PROBLEM >>
Print out the records in full, keeping each word unchanged.

DATA EXTRACT >>

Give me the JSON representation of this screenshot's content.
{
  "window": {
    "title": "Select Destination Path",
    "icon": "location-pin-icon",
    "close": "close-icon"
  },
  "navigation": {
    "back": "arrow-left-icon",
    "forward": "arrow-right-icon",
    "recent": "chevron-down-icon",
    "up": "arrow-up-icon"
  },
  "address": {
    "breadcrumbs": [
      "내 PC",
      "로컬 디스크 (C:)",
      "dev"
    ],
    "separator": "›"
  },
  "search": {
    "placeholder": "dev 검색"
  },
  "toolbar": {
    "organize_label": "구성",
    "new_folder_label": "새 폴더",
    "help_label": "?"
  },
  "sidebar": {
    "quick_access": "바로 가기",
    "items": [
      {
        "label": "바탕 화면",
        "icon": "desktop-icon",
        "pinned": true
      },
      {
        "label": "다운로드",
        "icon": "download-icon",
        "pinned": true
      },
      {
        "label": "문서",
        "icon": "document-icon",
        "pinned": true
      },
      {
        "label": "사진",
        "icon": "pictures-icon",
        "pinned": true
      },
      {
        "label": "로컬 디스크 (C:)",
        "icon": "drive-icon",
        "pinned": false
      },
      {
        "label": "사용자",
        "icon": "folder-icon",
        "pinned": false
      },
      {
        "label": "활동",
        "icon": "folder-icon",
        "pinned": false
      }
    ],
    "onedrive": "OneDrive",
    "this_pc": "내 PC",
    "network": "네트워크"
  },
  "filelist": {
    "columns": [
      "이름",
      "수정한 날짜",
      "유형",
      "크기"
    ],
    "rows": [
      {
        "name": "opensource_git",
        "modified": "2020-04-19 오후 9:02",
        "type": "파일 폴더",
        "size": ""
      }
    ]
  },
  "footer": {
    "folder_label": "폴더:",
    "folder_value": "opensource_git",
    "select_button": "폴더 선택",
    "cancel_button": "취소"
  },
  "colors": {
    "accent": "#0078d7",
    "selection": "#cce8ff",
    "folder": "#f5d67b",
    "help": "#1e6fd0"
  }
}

ANSWER SPACE >>
Give me the JSON representation of this screenshot's content.
{
  "window": {
    "title": "Select Destination Path",
    "icon": "location-pin-icon",
    "close": "close-icon"
  },
  "navigation": {
    "back": "arrow-left-icon",
    "forward": "arrow-right-icon",
    "recent": "chevron-down-icon",
    "up": "arrow-up-icon"
  },
  "address": {
    "breadcrumbs": [
      "내 PC",
      "로컬 디스크 (C:)",
      "dev"
    ],
    "separator": "›"
  },
  "search": {
    "placeholder": "dev 검색"
  },
  "toolbar": {
    "organize_label": "구성",
    "new_folder_label": "새 폴더",
    "help_label": "?"
  },
  "sidebar": {
    "quick_access": "바로 가기",
    "items": [
      {
        "label": "바탕 화면",
        "icon": "desktop-icon",
        "pinned": true
      },
      {
        "label": "다운로드",
        "icon": "download-icon",
        "pinned": true
      },
      {
        "label": "문서",
        "icon": "document-icon",
        "pinned": true
      },
      {
        "label": "사진",
        "icon": "pictures-icon",
        "pinned": true
      },
      {
        "label": "로컬 디스크 (C:)",
        "icon": "drive-icon",
        "pinned": false
      },
      {
        "label": "사용자",
        "icon": "folder-icon",
        "pinned": false
      },
      {
        "label": "활동",
        "icon": "folder-icon",
        "pinned": false
      }
    ],
    "onedrive": "OneDrive",
    "this_pc": "내 PC",
    "network": "네트워크"
  },
  "filelist": {
    "columns": [
      "이름",
      "수정한 날짜",
      "유형",
      "크기"
    ],
    "rows": [
      {
        "name": "opensource_git",
        "modified": "2020-04-19 오후 9:02",
        "type": "파일 폴더",
        "size": ""
      }
    ]
  },
  "footer": {
    "folder_label": "폴더:",
    "folder_value": "opensource_git",
    "select_button": "폴더 선택",
    "cancel_button": "취소"
  },
  "colors": {
    "accent": "#0078d7",
    "selection": "#cce8ff",
    "folder": "#f5d67b",
    "help": "#1e6fd0"
  }
}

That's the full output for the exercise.